- _WORK TO BE COMPLETED_: Nothing but an exact repeat of the entries below should appear in your answer.

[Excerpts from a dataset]
..............................

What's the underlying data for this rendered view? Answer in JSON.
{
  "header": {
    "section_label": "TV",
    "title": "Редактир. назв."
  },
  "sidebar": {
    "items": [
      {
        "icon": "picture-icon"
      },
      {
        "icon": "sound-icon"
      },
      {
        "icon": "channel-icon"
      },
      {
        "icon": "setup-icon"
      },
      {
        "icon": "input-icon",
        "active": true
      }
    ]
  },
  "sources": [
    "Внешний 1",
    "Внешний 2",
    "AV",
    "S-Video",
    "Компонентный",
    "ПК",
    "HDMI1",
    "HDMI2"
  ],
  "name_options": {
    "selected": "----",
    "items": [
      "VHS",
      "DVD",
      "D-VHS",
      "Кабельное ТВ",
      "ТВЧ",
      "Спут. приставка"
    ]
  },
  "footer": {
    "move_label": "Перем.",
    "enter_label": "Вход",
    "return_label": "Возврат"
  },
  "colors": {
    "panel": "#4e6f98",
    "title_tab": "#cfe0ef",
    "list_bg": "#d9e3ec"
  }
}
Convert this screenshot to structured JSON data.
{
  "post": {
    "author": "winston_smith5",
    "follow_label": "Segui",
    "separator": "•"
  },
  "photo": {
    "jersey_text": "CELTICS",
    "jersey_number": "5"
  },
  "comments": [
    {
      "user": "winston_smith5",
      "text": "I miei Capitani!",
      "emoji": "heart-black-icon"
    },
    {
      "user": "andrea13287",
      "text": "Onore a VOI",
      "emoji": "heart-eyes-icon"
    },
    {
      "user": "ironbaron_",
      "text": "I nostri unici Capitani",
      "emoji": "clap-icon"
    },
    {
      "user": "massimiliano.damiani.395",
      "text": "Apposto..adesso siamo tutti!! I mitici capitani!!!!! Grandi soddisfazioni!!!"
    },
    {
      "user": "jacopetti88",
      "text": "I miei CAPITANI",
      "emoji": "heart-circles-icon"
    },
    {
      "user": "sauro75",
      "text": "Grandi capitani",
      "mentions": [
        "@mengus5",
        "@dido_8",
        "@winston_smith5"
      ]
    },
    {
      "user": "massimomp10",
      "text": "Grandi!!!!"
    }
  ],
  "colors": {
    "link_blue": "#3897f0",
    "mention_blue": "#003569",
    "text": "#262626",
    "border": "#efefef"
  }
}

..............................

- _RESPONSE TO THE TASK_:
What's the underlying data for this rendered view? Answer in JSON.
{
  "header": {
    "section_label": "TV",
    "title": "Редактир. назв."
  },
  "sidebar": {
    "items": [
      {
        "icon": "picture-icon"
      },
      {
        "icon": "sound-icon"
      },
      {
        "icon": "channel-icon"
      },
      {
        "icon": "setup-icon"
      },
      {
        "icon": "input-icon",
        "active": true
      }
    ]
  },
  "sources": [
    "Внешний 1",
    "Внешний 2",
    "AV",
    "S-Video",
    "Компонентный",
    "ПК",
    "HDMI1",
    "HDMI2"
  ],
  "name_options": {
    "selected": "----",
    "items": [
      "VHS",
      "DVD",
      "D-VHS",
      "Кабельное ТВ",
      "ТВЧ",
      "Спут. приставка"
    ]
  },
  "footer": {
    "move_label": "Перем.",
    "enter_label": "Вход",
    "return_label": "Возврат"
  },
  "colors": {
    "panel": "#4e6f98",
    "title_tab": "#cfe0ef",
    "list_bg": "#d9e3ec"
  }
}
Convert this screenshot to structured JSON data.
{
  "post": {
    "author": "winston_smith5",
    "follow_label": "Segui",
    "separator": "•"
  },
  "photo": {
    "jersey_text": "CELTICS",
    "jersey_number": "5"
  },
  "comments": [
    {
      "user": "winston_smith5",
      "text": "I miei Capitani!",
      "emoji": "heart-black-icon"
    },
    {
      "user": "andrea13287",
      "text": "Onore a VOI",
      "emoji": "heart-eyes-icon"
    },
    {
      "user": "ironbaron_",
      "text": "I nostri unici Capitani",
      "emoji": "clap-icon"
    },
    {
      "user": "massimiliano.damiani.395",
      "text": "Apposto..adesso siamo tutti!! I mitici capitani!!!!! Grandi soddisfazioni!!!"
    },
    {
      "user": "jacopetti88",
      "text": "I miei CAPITANI",
      "emoji": "heart-circles-icon"
    },
    {
      "user": "sauro75",
      "text": "Grandi capitani",
      "mentions": [
        "@mengus5",
        "@dido_8",
        "@winston_smith5"
      ]
    },
    {
      "user": "massimomp10",
      "text": "Grandi!!!!"
    }
  ],
  "colors": {
    "link_blue": "#3897f0",
    "mention_blue": "#003569",
    "text": "#262626",
    "border": "#efefef"
  }
}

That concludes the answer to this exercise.